[Start of Attachment]
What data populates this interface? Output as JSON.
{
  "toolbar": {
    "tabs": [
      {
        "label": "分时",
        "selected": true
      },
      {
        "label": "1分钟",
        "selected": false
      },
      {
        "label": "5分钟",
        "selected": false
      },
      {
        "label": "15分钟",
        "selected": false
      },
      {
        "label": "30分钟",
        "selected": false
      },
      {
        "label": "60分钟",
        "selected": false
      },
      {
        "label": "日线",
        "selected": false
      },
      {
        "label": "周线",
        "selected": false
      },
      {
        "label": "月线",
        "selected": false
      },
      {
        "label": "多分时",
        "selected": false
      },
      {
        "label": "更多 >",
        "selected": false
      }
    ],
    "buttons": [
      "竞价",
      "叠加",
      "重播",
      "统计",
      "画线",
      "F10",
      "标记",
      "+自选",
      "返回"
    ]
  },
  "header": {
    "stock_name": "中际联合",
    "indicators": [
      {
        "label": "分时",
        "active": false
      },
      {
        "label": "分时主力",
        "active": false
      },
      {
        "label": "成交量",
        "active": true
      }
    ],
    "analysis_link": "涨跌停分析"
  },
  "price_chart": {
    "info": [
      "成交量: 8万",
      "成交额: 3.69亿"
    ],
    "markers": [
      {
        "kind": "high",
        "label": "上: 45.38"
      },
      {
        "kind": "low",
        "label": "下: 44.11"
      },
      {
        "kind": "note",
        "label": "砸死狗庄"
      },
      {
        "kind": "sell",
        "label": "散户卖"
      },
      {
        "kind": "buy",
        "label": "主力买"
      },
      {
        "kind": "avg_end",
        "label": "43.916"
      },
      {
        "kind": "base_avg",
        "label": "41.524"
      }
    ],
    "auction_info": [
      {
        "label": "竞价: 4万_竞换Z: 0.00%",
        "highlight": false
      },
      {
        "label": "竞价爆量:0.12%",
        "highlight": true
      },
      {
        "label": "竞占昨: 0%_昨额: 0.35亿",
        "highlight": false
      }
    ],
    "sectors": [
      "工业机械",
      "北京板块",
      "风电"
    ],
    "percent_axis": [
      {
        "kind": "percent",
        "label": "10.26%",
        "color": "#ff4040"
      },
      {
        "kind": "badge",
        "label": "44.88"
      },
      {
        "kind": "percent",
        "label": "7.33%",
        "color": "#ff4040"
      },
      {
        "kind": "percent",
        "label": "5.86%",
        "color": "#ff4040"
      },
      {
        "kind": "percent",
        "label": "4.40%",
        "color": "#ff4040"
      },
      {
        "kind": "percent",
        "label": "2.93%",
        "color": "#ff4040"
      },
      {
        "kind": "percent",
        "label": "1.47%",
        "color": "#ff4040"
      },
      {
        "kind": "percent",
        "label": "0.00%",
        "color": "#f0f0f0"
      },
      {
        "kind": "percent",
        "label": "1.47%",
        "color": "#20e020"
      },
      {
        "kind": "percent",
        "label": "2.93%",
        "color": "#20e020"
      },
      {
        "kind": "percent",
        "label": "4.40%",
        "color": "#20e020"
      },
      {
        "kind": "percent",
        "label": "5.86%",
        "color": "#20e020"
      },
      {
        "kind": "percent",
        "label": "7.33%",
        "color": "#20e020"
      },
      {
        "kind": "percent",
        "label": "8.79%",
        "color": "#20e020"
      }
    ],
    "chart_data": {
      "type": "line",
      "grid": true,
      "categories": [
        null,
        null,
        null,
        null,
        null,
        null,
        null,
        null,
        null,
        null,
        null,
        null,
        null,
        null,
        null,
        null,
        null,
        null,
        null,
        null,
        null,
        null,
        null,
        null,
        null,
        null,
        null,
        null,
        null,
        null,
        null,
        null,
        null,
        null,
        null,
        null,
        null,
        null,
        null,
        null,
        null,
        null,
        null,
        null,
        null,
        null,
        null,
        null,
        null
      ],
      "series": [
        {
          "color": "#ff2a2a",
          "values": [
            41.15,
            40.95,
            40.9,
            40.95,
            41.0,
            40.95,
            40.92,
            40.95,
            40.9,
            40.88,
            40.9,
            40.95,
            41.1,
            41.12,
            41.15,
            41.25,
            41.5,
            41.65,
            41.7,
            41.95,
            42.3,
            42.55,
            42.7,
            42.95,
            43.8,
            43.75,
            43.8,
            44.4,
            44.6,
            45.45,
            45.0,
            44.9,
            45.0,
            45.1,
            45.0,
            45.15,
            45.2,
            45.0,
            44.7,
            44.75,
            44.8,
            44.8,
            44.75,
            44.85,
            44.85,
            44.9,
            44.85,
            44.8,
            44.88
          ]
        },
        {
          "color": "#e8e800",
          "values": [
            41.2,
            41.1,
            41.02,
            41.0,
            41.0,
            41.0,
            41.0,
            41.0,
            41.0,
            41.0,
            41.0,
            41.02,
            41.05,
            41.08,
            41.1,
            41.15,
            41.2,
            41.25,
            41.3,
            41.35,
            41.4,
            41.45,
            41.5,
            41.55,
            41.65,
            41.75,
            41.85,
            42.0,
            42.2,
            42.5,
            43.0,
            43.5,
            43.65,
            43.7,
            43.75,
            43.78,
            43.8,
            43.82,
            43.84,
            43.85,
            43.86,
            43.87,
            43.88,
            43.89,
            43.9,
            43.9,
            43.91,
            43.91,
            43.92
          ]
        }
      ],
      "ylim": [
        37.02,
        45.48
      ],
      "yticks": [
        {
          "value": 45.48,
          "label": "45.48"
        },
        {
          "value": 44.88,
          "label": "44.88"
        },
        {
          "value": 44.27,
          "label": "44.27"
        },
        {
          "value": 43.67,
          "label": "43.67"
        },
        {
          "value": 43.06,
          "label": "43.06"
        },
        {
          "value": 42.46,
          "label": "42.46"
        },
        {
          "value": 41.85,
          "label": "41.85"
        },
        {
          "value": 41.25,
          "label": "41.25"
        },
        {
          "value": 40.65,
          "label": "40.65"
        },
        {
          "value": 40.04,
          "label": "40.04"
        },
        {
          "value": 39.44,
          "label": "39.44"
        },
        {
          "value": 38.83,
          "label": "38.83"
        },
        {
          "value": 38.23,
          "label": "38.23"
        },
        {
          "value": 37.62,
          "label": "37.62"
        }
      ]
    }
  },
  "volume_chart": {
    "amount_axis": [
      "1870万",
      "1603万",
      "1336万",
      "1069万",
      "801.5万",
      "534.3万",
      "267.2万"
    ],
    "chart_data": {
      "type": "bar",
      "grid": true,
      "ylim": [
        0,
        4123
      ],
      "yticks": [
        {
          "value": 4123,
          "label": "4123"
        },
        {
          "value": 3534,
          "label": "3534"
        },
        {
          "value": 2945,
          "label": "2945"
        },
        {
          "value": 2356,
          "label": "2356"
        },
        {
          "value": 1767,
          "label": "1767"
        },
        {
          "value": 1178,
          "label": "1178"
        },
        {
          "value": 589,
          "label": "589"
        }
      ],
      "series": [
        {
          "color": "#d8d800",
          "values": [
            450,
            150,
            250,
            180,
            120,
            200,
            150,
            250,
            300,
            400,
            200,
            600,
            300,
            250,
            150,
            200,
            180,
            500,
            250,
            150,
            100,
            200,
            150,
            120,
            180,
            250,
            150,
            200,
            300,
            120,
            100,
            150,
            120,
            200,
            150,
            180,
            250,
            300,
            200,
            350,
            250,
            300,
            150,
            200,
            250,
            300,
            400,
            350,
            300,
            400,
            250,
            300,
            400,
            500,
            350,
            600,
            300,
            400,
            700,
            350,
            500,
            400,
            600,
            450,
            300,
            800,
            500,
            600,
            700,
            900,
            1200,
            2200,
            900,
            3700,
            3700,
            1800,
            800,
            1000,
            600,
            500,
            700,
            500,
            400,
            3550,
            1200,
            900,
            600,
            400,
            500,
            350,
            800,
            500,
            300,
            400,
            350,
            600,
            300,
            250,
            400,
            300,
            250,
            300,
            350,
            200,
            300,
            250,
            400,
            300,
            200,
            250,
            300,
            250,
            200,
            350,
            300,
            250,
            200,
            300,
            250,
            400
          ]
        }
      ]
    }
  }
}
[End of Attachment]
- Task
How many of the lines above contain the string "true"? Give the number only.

- Solution for this exercise
5